[Excerpts from an interface dataset]

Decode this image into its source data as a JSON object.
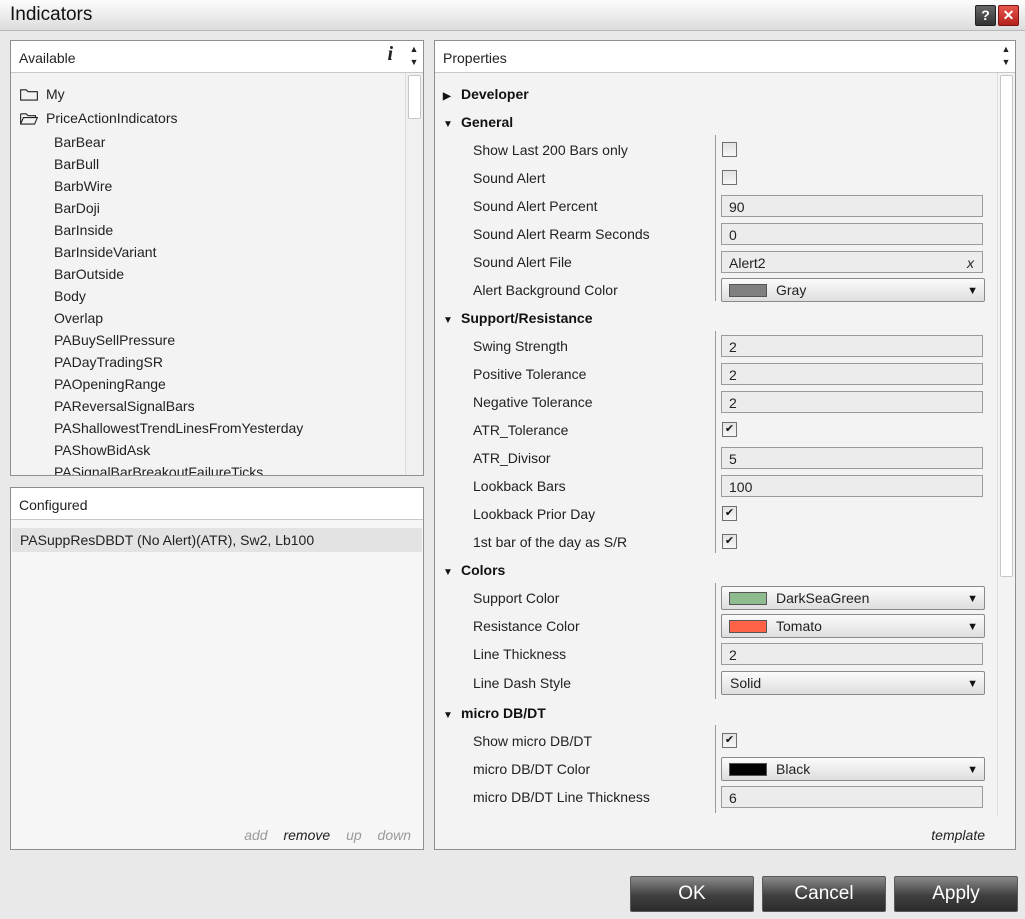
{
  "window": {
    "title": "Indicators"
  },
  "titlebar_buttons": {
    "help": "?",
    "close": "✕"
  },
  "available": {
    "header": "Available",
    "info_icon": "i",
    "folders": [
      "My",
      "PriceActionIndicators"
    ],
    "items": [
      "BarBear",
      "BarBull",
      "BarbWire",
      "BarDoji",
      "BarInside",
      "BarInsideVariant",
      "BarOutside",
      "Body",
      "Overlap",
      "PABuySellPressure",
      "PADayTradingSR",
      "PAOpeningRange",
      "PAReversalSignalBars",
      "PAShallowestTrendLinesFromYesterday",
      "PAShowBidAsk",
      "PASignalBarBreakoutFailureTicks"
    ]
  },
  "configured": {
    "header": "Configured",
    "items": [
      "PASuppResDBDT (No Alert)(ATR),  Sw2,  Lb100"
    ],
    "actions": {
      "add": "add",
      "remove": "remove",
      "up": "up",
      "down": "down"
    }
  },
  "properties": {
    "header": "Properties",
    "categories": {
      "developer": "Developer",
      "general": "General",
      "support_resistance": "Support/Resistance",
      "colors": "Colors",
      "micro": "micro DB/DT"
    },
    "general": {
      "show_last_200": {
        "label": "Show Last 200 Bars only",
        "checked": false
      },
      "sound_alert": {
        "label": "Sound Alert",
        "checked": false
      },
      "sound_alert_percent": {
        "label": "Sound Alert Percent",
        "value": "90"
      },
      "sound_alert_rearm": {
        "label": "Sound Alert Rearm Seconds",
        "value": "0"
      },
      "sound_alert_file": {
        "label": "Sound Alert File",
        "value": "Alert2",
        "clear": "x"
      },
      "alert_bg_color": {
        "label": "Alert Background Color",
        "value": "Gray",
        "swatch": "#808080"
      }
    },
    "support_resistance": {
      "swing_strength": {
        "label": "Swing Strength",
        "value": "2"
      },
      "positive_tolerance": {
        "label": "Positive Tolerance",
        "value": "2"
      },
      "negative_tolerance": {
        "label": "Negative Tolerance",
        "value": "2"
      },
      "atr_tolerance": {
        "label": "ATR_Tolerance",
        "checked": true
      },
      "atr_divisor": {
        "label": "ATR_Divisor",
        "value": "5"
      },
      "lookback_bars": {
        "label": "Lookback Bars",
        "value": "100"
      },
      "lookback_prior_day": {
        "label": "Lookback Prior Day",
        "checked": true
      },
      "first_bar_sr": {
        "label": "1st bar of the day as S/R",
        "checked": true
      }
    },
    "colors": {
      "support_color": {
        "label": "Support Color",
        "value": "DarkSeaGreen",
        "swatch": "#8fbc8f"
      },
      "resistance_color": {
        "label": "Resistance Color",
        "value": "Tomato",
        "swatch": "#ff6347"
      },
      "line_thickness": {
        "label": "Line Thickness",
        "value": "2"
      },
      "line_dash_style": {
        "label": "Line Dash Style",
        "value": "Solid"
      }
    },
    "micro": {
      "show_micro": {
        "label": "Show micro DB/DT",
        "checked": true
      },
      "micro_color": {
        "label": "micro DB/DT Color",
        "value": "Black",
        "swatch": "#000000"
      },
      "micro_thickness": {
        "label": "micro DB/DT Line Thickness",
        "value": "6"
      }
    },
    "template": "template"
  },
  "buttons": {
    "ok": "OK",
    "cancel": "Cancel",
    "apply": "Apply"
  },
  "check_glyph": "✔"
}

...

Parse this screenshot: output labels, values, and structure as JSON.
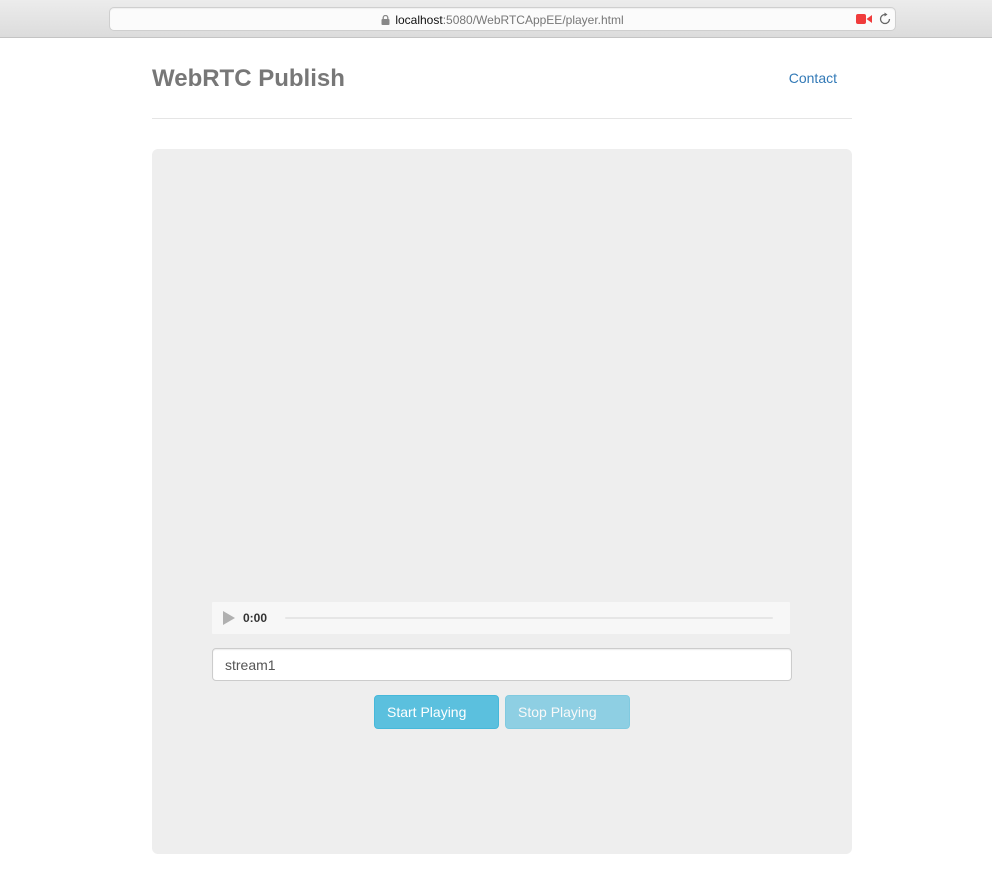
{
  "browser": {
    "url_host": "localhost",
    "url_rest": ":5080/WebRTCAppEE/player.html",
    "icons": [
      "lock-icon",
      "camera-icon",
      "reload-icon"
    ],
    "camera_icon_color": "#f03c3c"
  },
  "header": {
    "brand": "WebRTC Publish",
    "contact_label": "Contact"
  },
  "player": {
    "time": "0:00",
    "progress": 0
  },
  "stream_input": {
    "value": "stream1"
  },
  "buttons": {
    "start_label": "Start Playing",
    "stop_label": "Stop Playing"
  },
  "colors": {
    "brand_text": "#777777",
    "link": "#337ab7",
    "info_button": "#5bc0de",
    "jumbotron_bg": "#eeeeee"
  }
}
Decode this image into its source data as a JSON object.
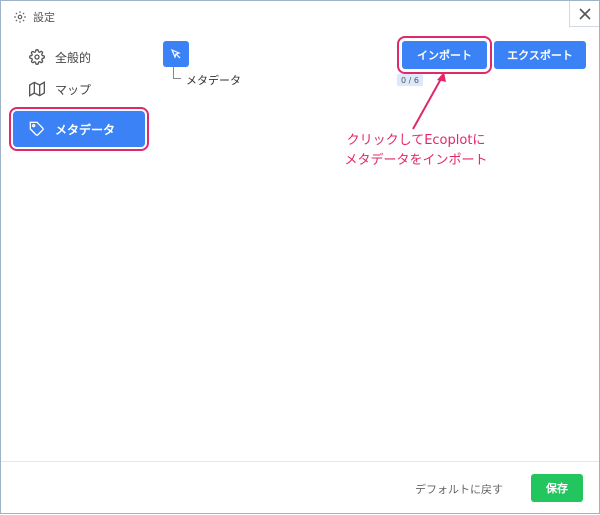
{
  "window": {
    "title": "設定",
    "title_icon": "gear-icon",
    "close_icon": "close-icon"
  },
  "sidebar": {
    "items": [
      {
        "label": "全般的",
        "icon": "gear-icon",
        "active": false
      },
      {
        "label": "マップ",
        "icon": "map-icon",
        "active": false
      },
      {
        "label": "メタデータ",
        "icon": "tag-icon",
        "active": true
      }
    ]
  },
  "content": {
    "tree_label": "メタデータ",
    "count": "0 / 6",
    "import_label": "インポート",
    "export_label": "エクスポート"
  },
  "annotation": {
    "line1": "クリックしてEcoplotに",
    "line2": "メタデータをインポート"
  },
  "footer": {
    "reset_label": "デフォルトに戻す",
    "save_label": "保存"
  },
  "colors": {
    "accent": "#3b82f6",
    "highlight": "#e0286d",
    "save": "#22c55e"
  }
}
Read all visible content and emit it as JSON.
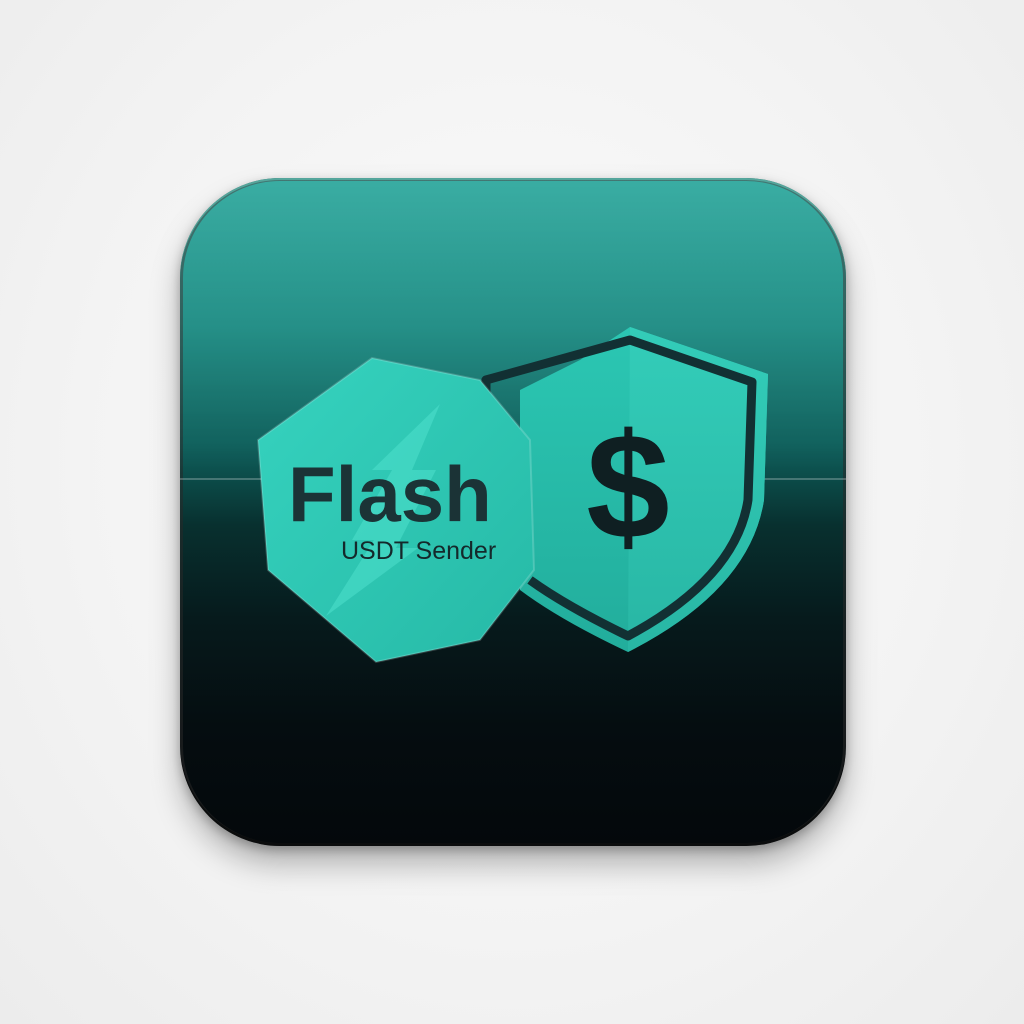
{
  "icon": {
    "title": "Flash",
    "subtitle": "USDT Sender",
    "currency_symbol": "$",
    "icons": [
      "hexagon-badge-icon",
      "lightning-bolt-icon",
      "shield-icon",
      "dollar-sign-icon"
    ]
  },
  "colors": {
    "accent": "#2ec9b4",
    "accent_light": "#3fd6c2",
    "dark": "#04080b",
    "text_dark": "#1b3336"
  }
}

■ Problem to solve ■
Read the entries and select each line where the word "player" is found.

■ Output ■
    "url_rest": ":5080/WebRTCAppEE/player.html",
  "player": {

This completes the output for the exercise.